§ Assignment
Give the number of lines below that hold the string "options", and nothing more.

§ Data to examine
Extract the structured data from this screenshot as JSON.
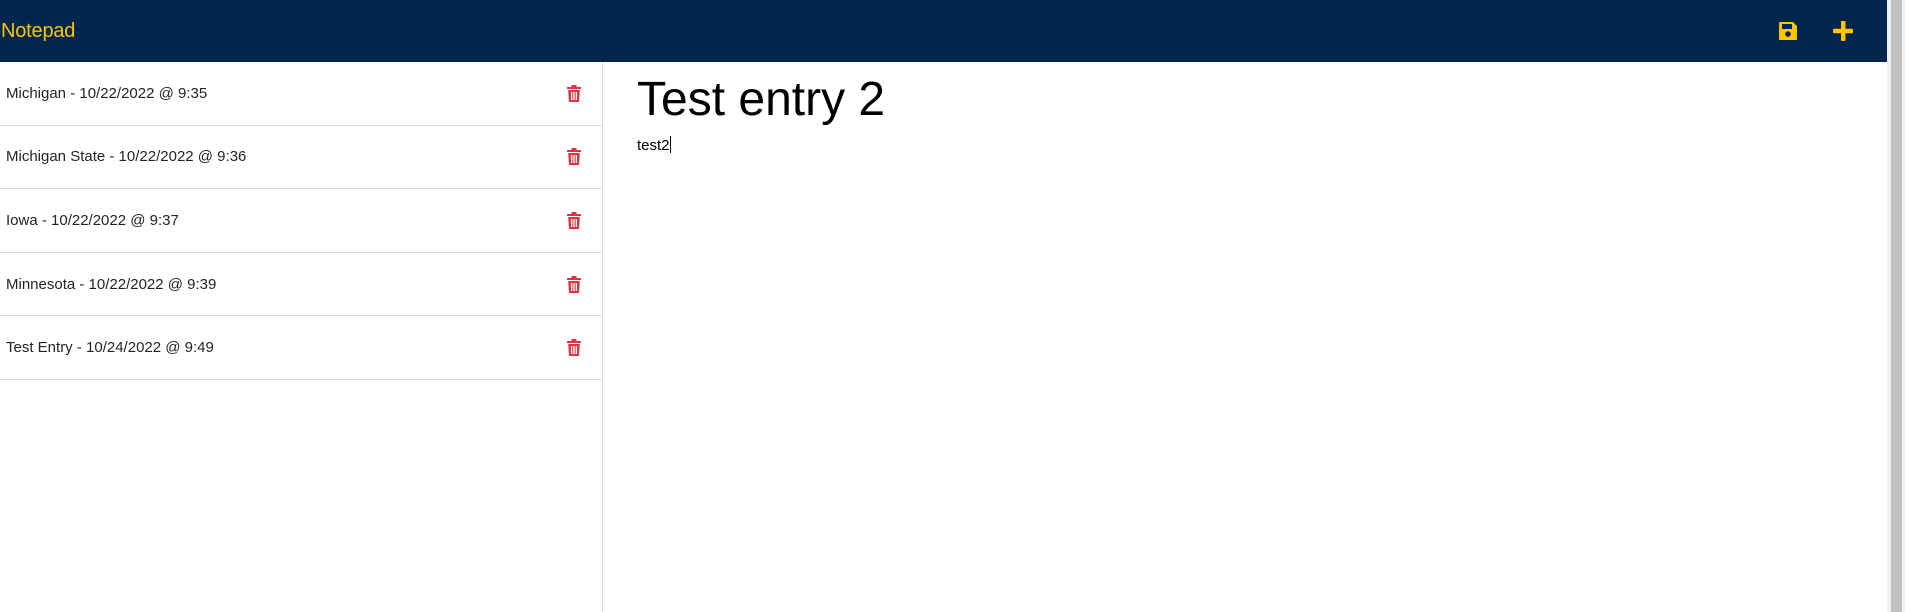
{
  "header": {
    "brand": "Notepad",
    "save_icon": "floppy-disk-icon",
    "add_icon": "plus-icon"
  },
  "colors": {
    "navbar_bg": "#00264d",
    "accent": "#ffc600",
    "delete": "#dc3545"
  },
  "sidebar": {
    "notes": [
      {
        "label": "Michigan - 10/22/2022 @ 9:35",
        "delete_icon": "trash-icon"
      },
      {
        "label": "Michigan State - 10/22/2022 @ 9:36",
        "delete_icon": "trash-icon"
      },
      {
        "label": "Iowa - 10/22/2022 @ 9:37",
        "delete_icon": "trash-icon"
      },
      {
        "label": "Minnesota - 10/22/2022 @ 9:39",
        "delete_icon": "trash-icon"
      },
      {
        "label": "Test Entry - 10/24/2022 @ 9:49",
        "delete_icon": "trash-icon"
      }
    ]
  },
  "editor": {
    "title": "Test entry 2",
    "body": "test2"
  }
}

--

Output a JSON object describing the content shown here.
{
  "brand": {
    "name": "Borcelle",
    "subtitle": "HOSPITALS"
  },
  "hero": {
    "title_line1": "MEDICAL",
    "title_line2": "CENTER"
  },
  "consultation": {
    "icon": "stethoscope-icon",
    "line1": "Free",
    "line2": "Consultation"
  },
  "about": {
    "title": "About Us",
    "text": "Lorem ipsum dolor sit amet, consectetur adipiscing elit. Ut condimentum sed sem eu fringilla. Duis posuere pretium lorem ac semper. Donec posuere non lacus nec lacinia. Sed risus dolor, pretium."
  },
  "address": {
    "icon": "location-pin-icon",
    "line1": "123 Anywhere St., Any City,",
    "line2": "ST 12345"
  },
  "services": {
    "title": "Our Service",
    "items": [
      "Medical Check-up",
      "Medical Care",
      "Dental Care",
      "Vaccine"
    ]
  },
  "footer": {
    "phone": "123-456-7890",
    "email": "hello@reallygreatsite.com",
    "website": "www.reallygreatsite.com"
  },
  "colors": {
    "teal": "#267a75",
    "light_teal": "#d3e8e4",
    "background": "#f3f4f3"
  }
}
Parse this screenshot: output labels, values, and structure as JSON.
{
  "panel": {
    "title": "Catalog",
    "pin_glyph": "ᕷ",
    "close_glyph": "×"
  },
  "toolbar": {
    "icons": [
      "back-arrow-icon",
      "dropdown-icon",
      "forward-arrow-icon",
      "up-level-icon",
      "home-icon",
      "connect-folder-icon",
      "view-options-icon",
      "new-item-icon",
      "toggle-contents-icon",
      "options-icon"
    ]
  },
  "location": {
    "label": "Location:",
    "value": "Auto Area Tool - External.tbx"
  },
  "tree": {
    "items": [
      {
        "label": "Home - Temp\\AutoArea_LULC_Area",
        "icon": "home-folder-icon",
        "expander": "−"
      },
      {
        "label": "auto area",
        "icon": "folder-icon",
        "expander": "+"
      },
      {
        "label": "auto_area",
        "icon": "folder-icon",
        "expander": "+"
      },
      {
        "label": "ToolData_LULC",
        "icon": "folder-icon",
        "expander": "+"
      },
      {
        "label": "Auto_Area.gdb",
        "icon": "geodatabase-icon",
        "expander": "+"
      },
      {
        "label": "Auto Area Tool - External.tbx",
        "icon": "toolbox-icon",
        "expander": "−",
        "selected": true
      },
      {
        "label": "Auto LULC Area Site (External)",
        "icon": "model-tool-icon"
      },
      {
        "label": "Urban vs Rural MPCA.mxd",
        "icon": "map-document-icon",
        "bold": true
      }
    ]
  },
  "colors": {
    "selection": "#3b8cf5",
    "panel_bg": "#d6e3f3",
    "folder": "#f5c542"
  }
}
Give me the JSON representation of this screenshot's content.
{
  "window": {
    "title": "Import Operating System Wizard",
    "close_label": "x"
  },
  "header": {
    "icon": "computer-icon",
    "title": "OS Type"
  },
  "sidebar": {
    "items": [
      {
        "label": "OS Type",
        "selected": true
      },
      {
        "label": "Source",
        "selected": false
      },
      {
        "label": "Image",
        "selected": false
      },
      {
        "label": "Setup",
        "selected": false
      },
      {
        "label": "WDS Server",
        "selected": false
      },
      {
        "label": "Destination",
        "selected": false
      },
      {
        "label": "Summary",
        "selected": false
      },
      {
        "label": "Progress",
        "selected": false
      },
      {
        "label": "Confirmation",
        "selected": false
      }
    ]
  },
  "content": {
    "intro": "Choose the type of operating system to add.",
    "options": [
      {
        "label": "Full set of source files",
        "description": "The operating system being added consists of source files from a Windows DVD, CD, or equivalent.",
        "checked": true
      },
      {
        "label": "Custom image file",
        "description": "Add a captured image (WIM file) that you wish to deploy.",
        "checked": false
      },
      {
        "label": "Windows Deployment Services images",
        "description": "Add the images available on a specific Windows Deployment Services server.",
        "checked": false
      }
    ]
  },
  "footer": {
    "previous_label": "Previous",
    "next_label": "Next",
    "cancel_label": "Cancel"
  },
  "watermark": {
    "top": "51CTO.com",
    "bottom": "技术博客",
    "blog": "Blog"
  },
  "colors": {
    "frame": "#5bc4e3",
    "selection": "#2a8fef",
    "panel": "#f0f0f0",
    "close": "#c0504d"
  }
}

§ Written answer
3